Communist party

Russia's President Vladimir Putin chairs a meeting in his Novo-Ogaryovo residence outside Moscow, on February 26, 2013 (ALEXEI NIKOLSKY/AFP/Getty Images)Allegations of election rigging are nothing new in Russia. But a new study of ballot box fraud has provoked strident denunciations from Kremlin circles – because it has emerged from a corner of the regime least expected.

The study was prepared by a little-known thinktank called the Centre for Analysis of Problems and Public Governance, which concludes that accounting for electoral fraud, the opposition Communist Party should have won the 2011 Duma elections with 30 per cent of the vote, rather than the Kremlin-backed United Russia. UR officially took 49 per cent, but the study says it should have got 22 per cent, according to versions of the report leaked to the press.

The study also concluded that Vladimir Putin would have still won the presidential poll in March, but with 52 per cent rather than 65 percent of the vote.

These conclusions, questioning the legitimacy of the ruling party, and the mandate of Mr Putin, would probably have been stomached had they been raised by an opposition group.
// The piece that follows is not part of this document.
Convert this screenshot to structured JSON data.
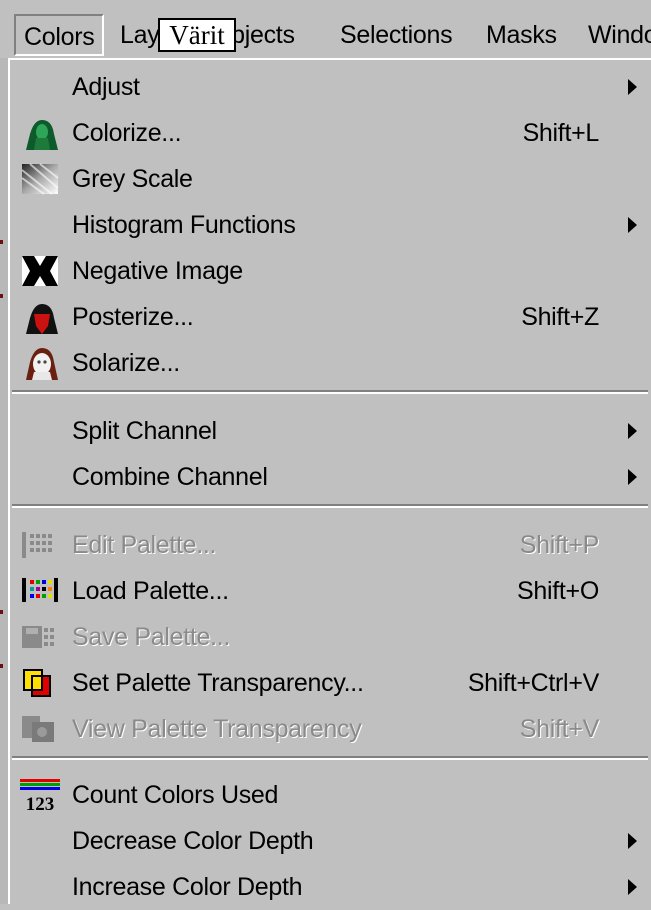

But it turns out the Centre is connected to the solid core of the Kremlin. It’s a right-wing thinktank associated with a branch of Putin’s circle known as the “Orthodox Chekisti” for their links to the Orthodox church and their professional backgrounds in the Soviet era security services (“Chekist” in Russian is slang for spy). The Centre’s scientific director is Vladimir Yakunin, chief of Russia’s state railway monopoly, who owns a country house in the same compound as Putin on Lake Komsomolskoe near St Petersburg. Read more >>
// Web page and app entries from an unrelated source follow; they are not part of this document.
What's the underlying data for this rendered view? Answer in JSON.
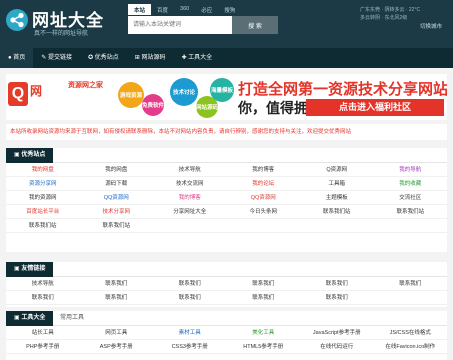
{
  "header": {
    "site_title": "网址大全",
    "site_subtitle": "真不一样的网址导航",
    "search_tabs": [
      "本站",
      "百度",
      "360",
      "必应",
      "搜狗"
    ],
    "search_placeholder": "请输入本站关键词",
    "search_button": "搜 索",
    "top_right_line1": "广东东莞 · 阴转多云 · 22°C",
    "top_right_line2": "多云转阴 · 东北风2级",
    "weather_label": "切换城市"
  },
  "nav": {
    "items": [
      "首页",
      "提交链接",
      "优秀站点",
      "网站源码",
      "工具大全"
    ]
  },
  "banner": {
    "q_letter": "Q",
    "q_text": "网",
    "q_sub": "资源网之家",
    "bubbles": [
      "游戏资源",
      "免费软件",
      "技术讨论",
      "网站源码",
      "海量模板"
    ],
    "slogan_line1": "打造全网第一资源技术分享网站",
    "slogan_line2": "你，值得拥有!",
    "slogan_button": "点击进入福利社区"
  },
  "notice": {
    "text": "本站所收录网站资源均来源于互联网，如有侵权请联系删除，本站不对网站内容负责，请自行辨别，感谢您的支持与关注，欢迎提交优秀网站"
  },
  "sections": {
    "featured": {
      "title": "优秀站点",
      "rows": [
        [
          "我的网盘",
          "我的网盘",
          "技术导航",
          "我的博客",
          "Q资源网",
          "我的导航"
        ],
        [
          "资源分享网",
          "源码下载",
          "技术交流网",
          "我的论坛",
          "工具箱",
          "我的收藏"
        ],
        [
          "我的资源网",
          "QQ资源网",
          "我的博客",
          "QQ资源网",
          "主题模板",
          "交流社区"
        ],
        [
          "百度站长平台",
          "技术分享网",
          "分享网址大全",
          "今日头条网",
          "联系我们站",
          "联系我们站"
        ],
        [
          "联系我们站",
          "联系我们站",
          "",
          "",
          "",
          ""
        ]
      ]
    },
    "links": {
      "title": "友情链接",
      "rows": [
        [
          "技术导航",
          "联系我们",
          "联系我们",
          "联系我们",
          "联系我们",
          "联系我们"
        ],
        [
          "联系我们",
          "联系我们",
          "联系我们",
          "联系我们",
          "联系我们",
          ""
        ]
      ]
    },
    "tools": {
      "title": "工具大全",
      "tab2": "常用工具",
      "rows": [
        [
          "站长工具",
          "网页工具",
          "素材工具",
          "美化工具",
          "JavaScript参考手册",
          "JS/CSS在线格式"
        ],
        [
          "PHP参考手册",
          "ASP参考手册",
          "CSS3参考手册",
          "HTML5参考手册",
          "在线代码运行",
          "在线Favicon.ico制作"
        ]
      ]
    }
  },
  "colors": {
    "header_bg": "#1b3a45",
    "nav_bg": "#0e2a33",
    "accent_red": "#e4342a",
    "accent_blue": "#2fa8c8"
  }
}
David Pilling

After a murder comes disposal of the body. Neil Heywood, the British businessman who got mixed up with China’s powerful Bo family, was hurriedly cremated after police pronounced he had died of alcohol poisoning. In Pulp Fiction, when Vincent, played by John Travolta, accidently shoots an informer, he calls for a professional, Winston Wolf (Harvey Keitel), to help him get rid of the evidence.
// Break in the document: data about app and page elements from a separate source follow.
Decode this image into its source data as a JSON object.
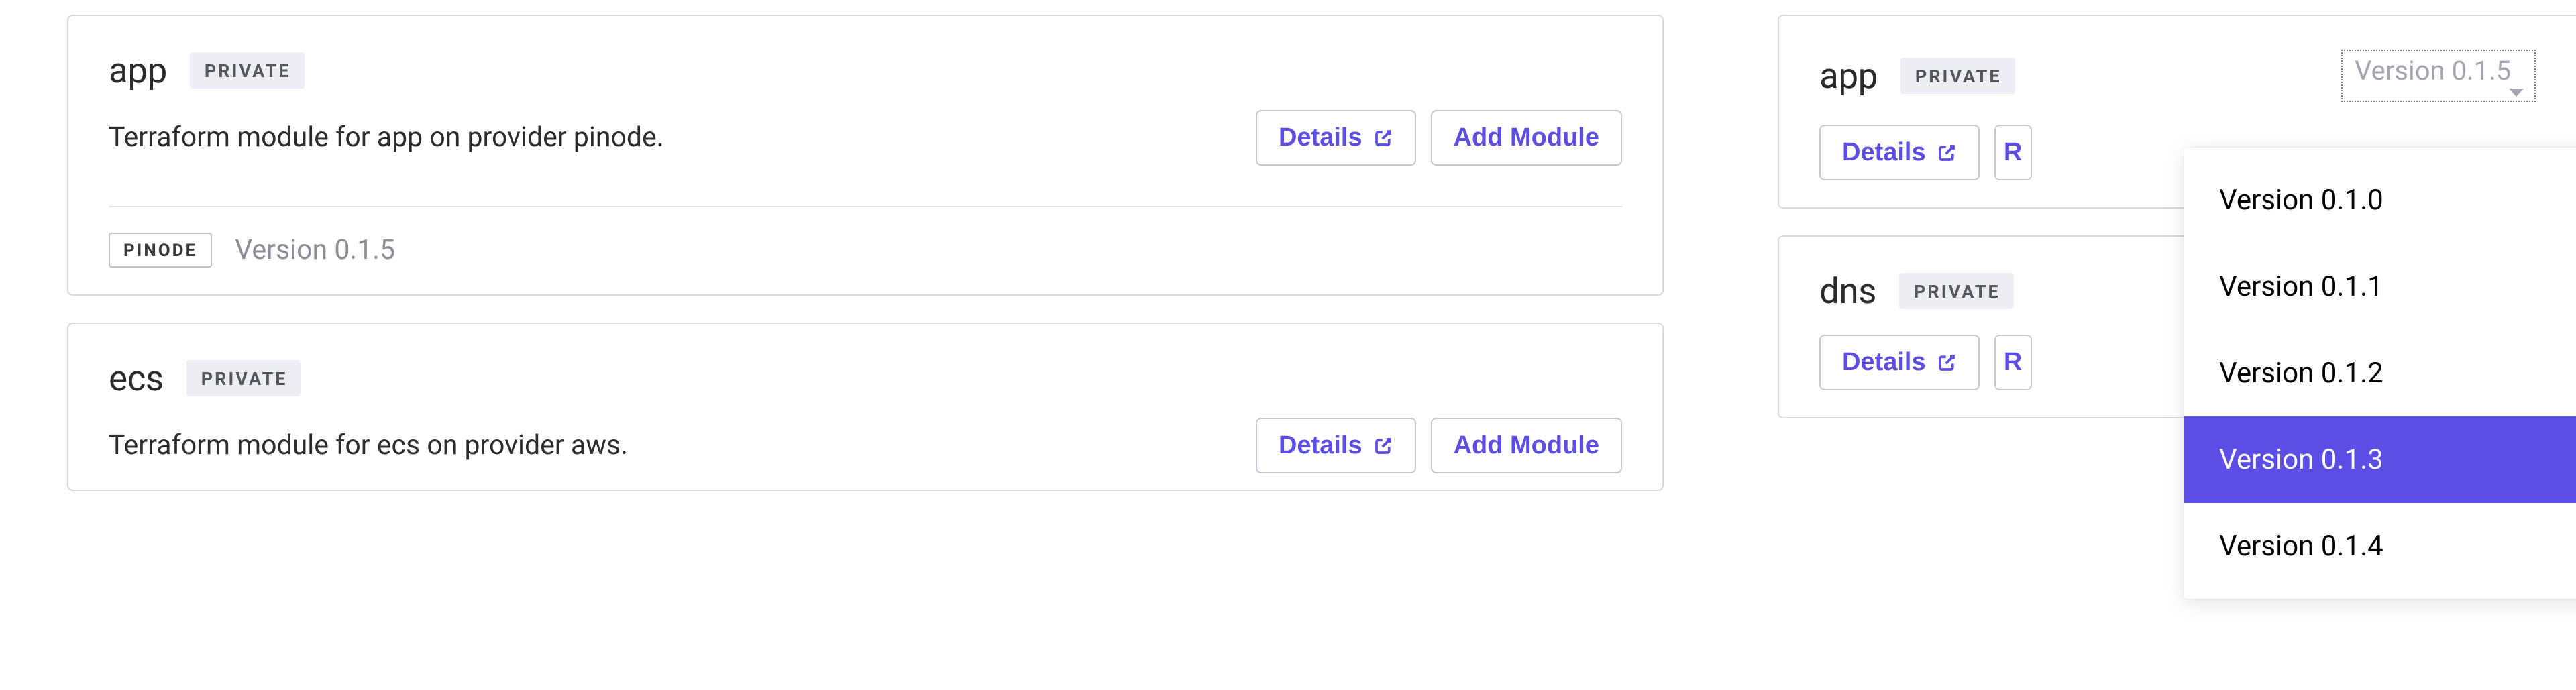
{
  "labels": {
    "private": "PRIVATE",
    "details": "Details",
    "add_module": "Add Module"
  },
  "left": {
    "cards": [
      {
        "name": "app",
        "desc": "Terraform module for app on provider pinode.",
        "provider": "PINODE",
        "version": "Version 0.1.5"
      },
      {
        "name": "ecs",
        "desc": "Terraform module for ecs on provider aws."
      }
    ]
  },
  "right": {
    "cards": [
      {
        "name": "app",
        "version_select": "Version 0.1.5",
        "trunc_btn": "R"
      },
      {
        "name": "dns",
        "trunc_btn": "R"
      }
    ]
  },
  "dropdown": {
    "options": [
      "Version 0.1.0",
      "Version 0.1.1",
      "Version 0.1.2",
      "Version 0.1.3",
      "Version 0.1.4"
    ],
    "active_index": 3
  }
}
In both cases time is of the essence. In Pulp Fiction, all traces of the body must be removed by the time Bonnie, who lives in the house where the corpse has been hidden, returns from work. In China, the mess surrounding Bo Xilai, the party secretary of Chongqing whose downfall was precipitated by Heywood’s murder, had to be dealt with by the time of the 18th Party Congress, now set to begin on November 8. Read more >>